__What is needed__. For the records below, the count of lines that hold "util" is required; give only that number.

__Data section__.
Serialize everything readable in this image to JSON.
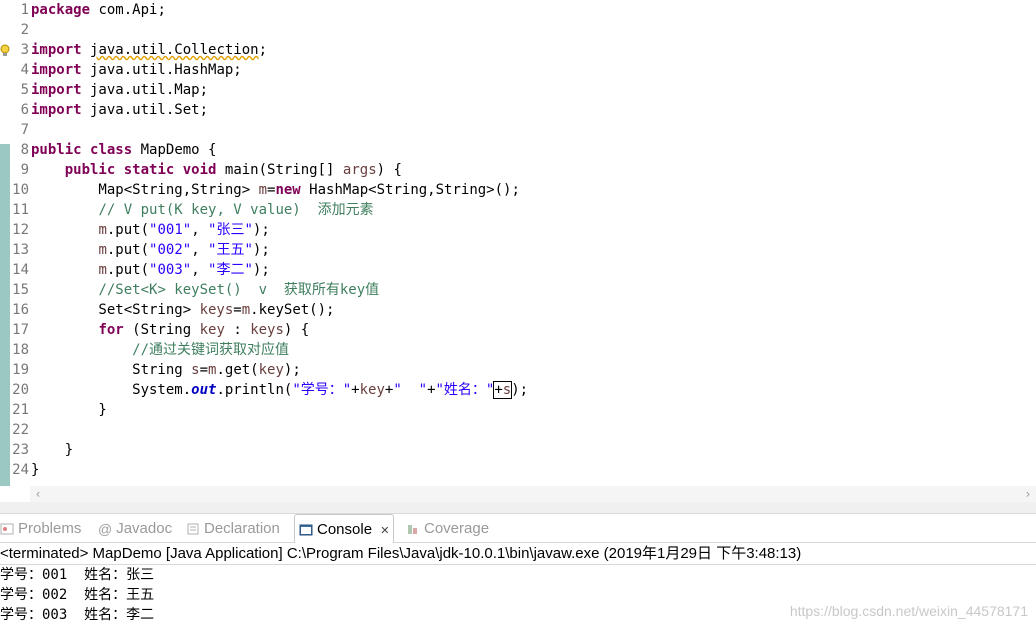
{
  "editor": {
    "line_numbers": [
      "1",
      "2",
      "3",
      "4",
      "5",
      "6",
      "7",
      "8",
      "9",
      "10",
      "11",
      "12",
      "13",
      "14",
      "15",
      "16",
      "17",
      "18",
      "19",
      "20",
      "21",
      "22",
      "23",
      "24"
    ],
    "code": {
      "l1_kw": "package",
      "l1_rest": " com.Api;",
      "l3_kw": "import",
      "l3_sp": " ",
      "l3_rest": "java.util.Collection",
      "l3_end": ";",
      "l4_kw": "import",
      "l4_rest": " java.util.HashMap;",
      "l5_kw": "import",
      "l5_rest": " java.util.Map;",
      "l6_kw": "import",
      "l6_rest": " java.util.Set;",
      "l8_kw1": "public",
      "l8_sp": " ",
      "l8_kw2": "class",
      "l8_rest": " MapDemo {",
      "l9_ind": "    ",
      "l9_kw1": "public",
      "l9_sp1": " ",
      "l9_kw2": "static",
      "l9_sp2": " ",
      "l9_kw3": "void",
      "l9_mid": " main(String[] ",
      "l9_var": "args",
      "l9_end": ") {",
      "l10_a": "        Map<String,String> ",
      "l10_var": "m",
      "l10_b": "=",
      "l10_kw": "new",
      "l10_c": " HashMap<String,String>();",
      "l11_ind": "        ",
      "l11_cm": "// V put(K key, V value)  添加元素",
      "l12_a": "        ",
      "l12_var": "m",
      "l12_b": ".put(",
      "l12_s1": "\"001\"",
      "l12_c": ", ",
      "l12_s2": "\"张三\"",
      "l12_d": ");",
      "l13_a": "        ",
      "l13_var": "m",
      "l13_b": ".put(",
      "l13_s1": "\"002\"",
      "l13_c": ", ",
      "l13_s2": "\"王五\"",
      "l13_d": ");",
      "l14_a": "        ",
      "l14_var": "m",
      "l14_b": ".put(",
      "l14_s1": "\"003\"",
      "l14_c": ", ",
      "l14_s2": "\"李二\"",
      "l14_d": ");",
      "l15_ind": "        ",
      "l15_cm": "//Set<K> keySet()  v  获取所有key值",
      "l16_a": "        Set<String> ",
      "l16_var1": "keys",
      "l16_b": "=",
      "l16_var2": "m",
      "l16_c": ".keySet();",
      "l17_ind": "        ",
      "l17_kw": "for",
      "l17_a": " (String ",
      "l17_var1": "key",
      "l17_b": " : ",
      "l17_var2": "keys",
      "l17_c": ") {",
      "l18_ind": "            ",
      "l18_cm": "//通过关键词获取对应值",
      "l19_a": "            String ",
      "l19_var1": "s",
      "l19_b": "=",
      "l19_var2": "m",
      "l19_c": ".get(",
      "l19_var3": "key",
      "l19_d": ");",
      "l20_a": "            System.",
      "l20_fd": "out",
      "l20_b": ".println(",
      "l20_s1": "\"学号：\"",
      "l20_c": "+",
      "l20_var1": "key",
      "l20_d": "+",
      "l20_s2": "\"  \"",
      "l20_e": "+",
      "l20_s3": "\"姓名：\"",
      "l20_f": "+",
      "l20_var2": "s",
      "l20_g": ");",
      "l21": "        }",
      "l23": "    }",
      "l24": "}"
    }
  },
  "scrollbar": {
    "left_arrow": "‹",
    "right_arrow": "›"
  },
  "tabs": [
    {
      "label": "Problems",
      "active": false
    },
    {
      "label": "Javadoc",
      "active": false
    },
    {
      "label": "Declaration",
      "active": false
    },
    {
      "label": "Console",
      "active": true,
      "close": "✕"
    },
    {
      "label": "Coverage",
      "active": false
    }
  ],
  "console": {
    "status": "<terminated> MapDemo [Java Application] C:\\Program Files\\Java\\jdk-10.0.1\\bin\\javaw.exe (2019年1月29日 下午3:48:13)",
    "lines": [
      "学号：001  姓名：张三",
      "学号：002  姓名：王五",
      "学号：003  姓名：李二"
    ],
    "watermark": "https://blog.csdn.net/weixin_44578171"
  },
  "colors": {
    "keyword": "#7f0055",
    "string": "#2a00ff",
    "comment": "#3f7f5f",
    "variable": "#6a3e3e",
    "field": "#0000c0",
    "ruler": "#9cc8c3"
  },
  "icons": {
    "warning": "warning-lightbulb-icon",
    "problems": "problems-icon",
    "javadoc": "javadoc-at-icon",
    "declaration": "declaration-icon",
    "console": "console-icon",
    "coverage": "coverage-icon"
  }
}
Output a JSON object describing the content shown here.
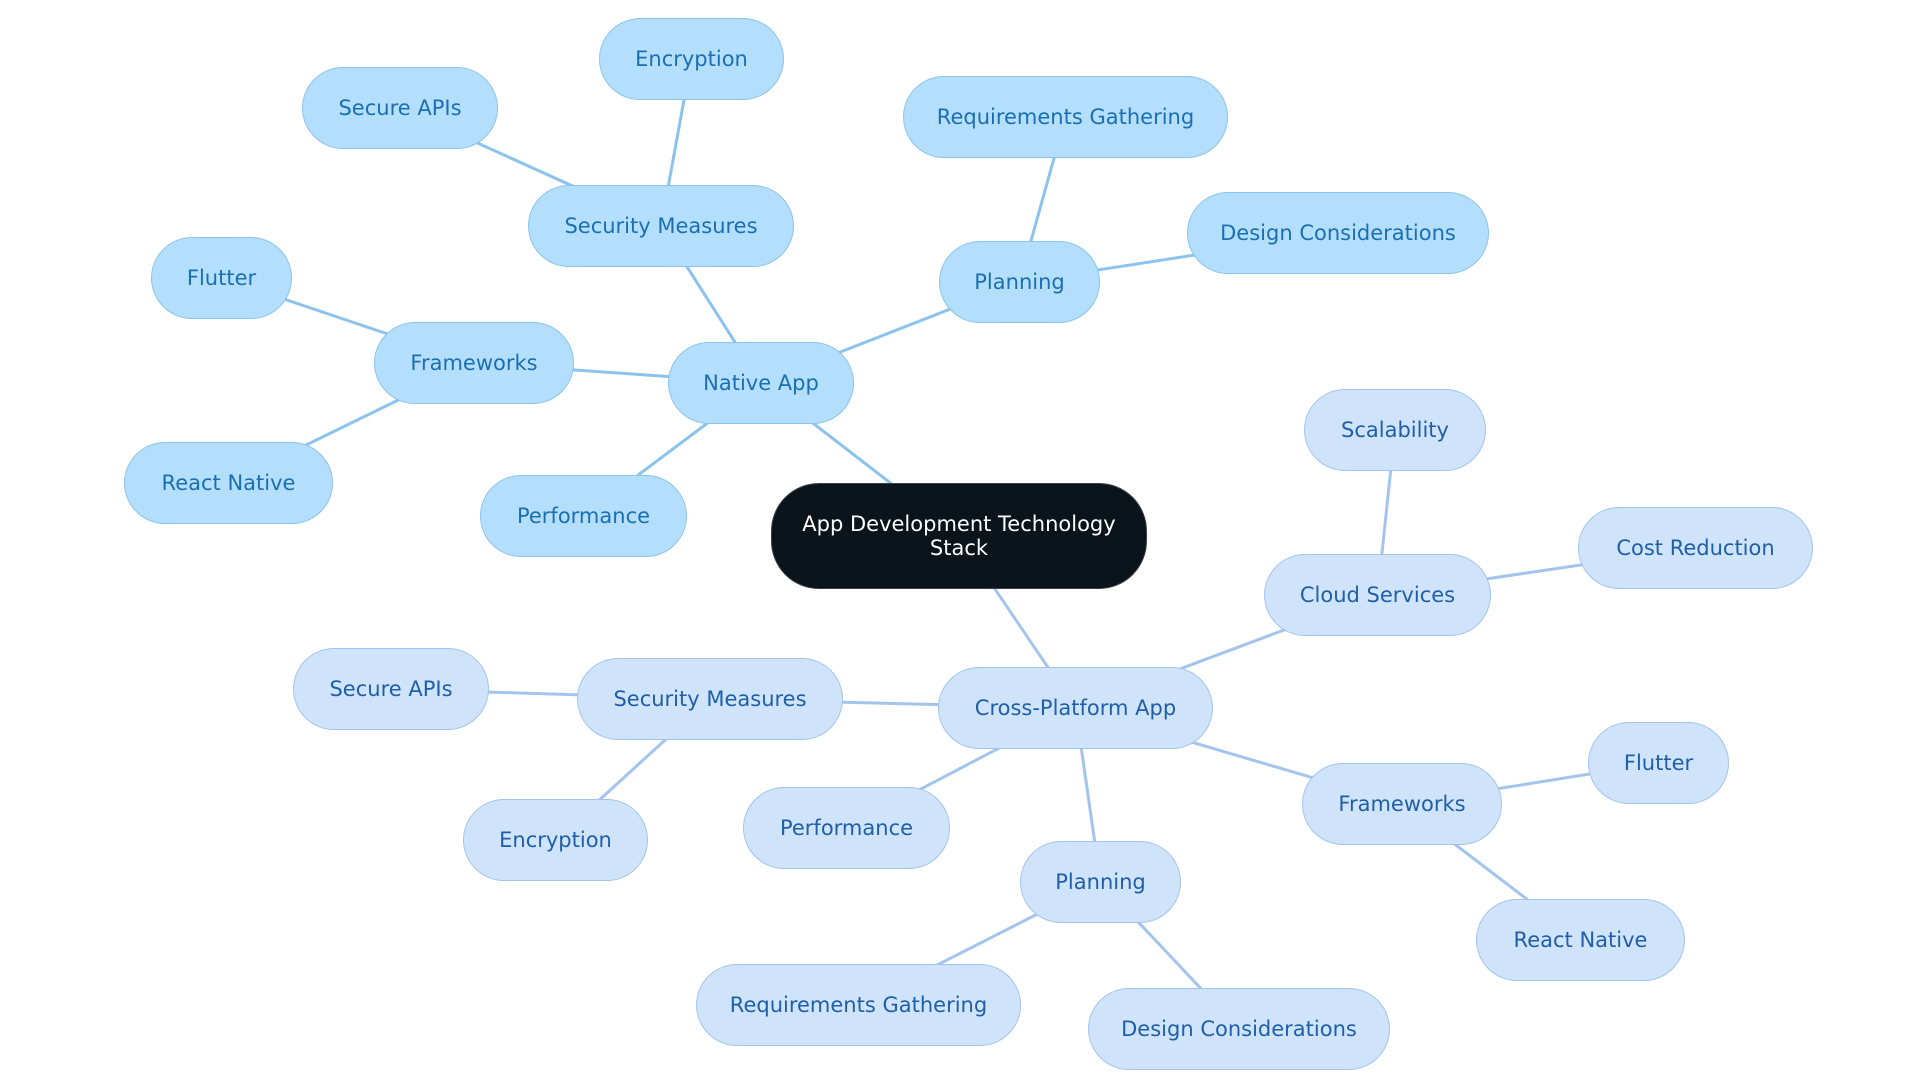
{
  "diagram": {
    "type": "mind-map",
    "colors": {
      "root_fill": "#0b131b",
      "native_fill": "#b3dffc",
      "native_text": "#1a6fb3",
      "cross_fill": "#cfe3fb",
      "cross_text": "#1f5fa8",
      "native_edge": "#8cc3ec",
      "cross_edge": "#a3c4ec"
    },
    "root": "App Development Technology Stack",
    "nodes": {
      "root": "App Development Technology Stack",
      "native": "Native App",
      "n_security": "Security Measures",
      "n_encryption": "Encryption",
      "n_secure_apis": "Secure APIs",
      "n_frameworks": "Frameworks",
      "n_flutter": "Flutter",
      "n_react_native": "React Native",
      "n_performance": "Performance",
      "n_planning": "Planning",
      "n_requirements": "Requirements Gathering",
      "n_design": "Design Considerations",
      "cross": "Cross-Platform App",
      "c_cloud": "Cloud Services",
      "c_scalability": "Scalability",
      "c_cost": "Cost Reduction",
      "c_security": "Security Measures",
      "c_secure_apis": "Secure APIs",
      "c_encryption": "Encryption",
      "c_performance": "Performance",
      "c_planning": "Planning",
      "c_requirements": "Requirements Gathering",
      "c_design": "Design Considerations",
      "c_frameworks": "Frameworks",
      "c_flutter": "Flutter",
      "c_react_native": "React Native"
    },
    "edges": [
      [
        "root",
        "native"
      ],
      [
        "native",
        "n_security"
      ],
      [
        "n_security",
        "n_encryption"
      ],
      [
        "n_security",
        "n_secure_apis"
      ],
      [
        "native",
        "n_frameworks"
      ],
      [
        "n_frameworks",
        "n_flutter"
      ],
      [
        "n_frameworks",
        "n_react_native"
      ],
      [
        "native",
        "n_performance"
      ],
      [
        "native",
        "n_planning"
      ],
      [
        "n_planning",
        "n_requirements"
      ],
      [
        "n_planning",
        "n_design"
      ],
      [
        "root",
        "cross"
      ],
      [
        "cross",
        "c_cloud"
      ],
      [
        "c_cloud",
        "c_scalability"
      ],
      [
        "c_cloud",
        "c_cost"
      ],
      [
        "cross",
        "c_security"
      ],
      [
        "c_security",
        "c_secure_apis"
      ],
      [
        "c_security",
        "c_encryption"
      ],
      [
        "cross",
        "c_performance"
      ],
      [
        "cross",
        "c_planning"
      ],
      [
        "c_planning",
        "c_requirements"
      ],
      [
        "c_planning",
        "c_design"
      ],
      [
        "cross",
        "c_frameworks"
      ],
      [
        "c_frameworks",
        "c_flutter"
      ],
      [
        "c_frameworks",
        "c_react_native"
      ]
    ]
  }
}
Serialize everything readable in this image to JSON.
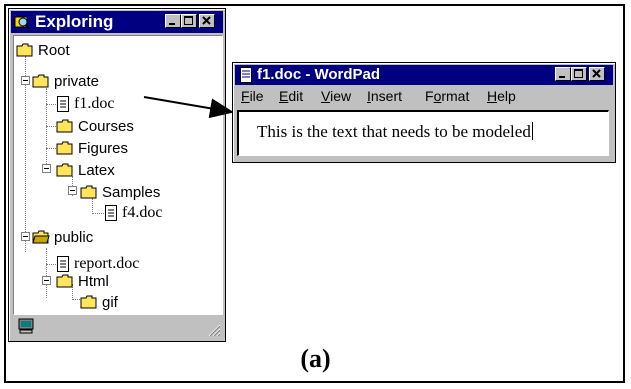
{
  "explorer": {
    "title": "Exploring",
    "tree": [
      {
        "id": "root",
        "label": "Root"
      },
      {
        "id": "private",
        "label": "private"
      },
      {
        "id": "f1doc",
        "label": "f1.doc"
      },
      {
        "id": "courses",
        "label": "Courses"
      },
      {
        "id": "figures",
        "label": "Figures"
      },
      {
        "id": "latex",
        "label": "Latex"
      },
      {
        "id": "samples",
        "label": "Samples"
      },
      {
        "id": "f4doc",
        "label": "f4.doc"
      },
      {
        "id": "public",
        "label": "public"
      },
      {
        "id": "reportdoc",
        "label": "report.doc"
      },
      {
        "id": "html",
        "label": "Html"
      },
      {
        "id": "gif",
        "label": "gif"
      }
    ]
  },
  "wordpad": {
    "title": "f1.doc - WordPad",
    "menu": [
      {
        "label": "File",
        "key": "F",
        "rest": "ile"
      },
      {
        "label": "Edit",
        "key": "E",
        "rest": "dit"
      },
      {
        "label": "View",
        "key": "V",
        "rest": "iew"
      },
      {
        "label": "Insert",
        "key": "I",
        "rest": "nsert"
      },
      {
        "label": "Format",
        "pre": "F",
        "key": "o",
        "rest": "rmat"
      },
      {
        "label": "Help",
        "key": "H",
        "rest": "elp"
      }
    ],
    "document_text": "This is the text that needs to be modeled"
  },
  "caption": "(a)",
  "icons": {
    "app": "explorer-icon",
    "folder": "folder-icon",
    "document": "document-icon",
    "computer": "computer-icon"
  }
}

__Exercise answer__. 4